April showers will not only bring the green, but help to save it, too.

April showers will not only bring the green, but help to save it, too.

For the first time, Grove City will offer a workshop to teach the public the benefits of using rain barrels during the rainy season.

The workshop will be taught by owners of Rain Brothers, a Columbus-based rain harvesting equipment company.

Based on their research, Columbus residents could save between $50 and $70 per month on their water bill in the rainy season with proper rain harvesting systems.

Jonathan Meier, a Rain Brother, said rain barrel users can save about $25 in treated water costs for every rainfall.

"It does add up quickly," he said.

Meier said about 560 gallons of water washes off an average-sized roof of 1,000 square feet for every inch of rain.

The workshop is from 9-11 a.m. on Saturday, April 10 at the Evans Center, 4330 Dudley Ave.

Participants will learn the importance of water conservation, the benefits of rain barrels and how rain barrels are made and installed, said Linda Rosine, Grove City's environmental specialist.

The workshop fee includes a rain barrel ready to be installed. The cost is $30 for residents, and $35 for others.

Rosine said she had reserved 30 slots for the workshop and added nine more when the event became popular.

"If we get a huge response, ... maybe we'll have to do a second (workshop) later in the year," she said.

She said rain barrels collect rain water that otherwise would be lost to runoff, and help conserve water, especially during drought conditions.

Rosine said untreated water is great for indoor plants, birdbaths, the garden or lawn.

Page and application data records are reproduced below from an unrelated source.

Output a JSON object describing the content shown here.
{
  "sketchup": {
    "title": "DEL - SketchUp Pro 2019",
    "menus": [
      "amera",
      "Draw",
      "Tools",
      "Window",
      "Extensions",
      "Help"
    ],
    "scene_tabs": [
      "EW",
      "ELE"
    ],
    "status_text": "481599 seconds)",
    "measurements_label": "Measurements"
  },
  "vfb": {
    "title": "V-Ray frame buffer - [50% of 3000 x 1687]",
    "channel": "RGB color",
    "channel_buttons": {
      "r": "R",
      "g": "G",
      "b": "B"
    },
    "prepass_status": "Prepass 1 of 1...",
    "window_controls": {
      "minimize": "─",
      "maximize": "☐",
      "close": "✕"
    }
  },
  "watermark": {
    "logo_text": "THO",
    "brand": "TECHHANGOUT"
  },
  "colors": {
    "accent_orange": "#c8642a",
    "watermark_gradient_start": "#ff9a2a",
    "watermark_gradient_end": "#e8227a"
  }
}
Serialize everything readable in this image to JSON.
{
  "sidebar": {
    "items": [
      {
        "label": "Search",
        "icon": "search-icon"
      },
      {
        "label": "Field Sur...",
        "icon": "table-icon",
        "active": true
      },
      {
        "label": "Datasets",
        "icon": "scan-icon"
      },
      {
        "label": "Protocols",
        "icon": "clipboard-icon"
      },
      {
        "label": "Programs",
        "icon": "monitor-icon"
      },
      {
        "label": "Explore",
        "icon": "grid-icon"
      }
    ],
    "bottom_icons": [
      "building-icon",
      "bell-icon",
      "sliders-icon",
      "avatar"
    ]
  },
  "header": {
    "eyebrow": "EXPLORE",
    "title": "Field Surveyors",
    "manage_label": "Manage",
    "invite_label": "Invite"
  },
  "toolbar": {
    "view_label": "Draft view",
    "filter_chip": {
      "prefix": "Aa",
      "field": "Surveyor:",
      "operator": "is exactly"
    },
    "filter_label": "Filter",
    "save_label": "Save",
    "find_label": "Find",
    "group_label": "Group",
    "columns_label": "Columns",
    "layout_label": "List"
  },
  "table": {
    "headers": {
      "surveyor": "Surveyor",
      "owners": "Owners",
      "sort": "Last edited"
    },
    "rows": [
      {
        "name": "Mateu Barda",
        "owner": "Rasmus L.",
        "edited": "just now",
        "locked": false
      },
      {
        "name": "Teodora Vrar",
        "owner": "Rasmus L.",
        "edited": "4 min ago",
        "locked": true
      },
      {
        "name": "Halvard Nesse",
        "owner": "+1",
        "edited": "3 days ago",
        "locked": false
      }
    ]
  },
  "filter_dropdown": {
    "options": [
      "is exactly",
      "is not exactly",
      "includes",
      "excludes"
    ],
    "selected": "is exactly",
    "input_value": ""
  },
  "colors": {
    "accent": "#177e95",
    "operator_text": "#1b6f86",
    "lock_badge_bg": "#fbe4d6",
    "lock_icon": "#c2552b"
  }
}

She said the city also wants to increase awareness and relieve stress on its storm sewer system.

Meier said storm sewer systems in Columbus were built decades ago. Since then, the amount of impervious surfaces -- such as asphalt, which won't absorb water -- has increased, keeping more water above ground. That sends more water into the storm sewer system and into the streets. The water can carry oils and other chemicals into rivers or streams.

"It's certainly an issue here in Columbus," Meier said. "I imagine it's the same in Grove City."

He said Columbus officials subsidize monthly rain-gathering workshops in the summer.

Rain water has another advantage.

"It's clear that plants respond better to rain water," Meier said. "The plants just perk right up."